The deadlift is a hip-dominant movement, not a knee-dominant movement. So while the knees will bend slightly when performing the exercise, they should not initiate the movement. You’ll hear a lot of clients who squat the movement complain of the bar hitting the shins on the way up and the way down, and that’s because they bend their knees throughout the movement. This leads both to the bar scraping the shins as they pull it off the ground and the bar traveling over the thighs and down the shins, which can be awkward and uncomfortable.
Not Enough Tension on Initial Pull
Bracing and maintaining full-body tension can also get overlooked. If a client attempts to pull the weight from the ground without the proper bracing, there inevitably will be some initial rounding of the back to help make up for the slack in the bar. This is an invitation to injury.
Choosing the Wrong Deadlift Variation
Anatomy plays a big part in determining what type of deadlift variation a person should be doing. If someone has really long legs, then pulling from the ground in a conventional setup might be challenging. If someone has some anatomical variances in their hips, then a wider stance, such as the sumo position, is preferable. In other words, the prepared coach assesses which variation of the deadlift woks best for a client’s unique physique so that client is comfortable performing the movement.
Setting Up the Client for Deadlift Success
Teaching the Hinge
Regardless of which type of deadlift is to be performed, start with properly coaching the hinge pattern first. If a person can’t grasp the hinge position, then they need to start there before even thinking about pulling any weight from the ground. The key here is to keep it simple! Don’t over complicate this and don’t over-coach it. We like to use the example seen in the embedded video, as it has a tendency to click with our clientele.
When clients struggle with bracing or maintaining tension before the initial pull from the ground, use a resistance band to teach them what that tension should feel like. The band attempts to pull the bar away from the body, so the client has to maintain good tension in the upper body and torso throughout the movement to keep from losing control of the bar.
Finding the Right Variation for the Client
As discussed above, the importance of determining the right fit for a client when it comes to hinge-based movements cannot be overestimated. A client may be able to do a conventional setup in the deadlift but feels too much discomfort in their lower back when doing so. Whether it’s pulling from an elevated surface, changing the variation completely to something like a sumo stance, or regressing to something like a kettlebell, becoming skilled in performing the movement comfortably, mastering form, is what really matters. This is where the right coach’s intuition, experience, and assessment skills are invaluable.

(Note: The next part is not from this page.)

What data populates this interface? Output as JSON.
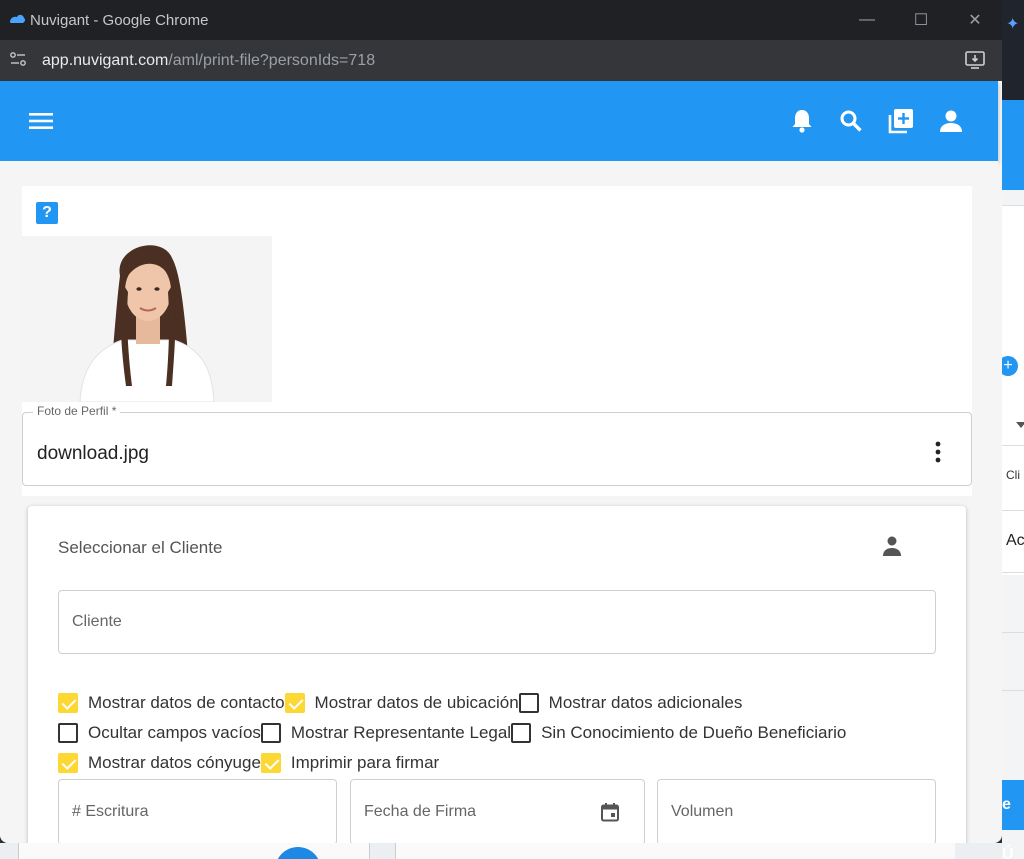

Opinion varies widely among coaches, trainers, and medical professionals when it comes to the subject of the deadlift. Some love it; others, not so much. We, however, gravitate toward incorporating some hinge-based movements, including deadlifts, into every program to ensure that clients cultivate body awareness and learn not to think of the exercise as inherently scary or dangerous. There are always exceptions among clients depending on health history, and you may conclude that a particular person should not perform the deadlift. But teaching all clients to perform at least some regression variation (as with the kettlebell) is still pretty important if they’re to be successful not only in their training but also in performing the simple chores of daily life.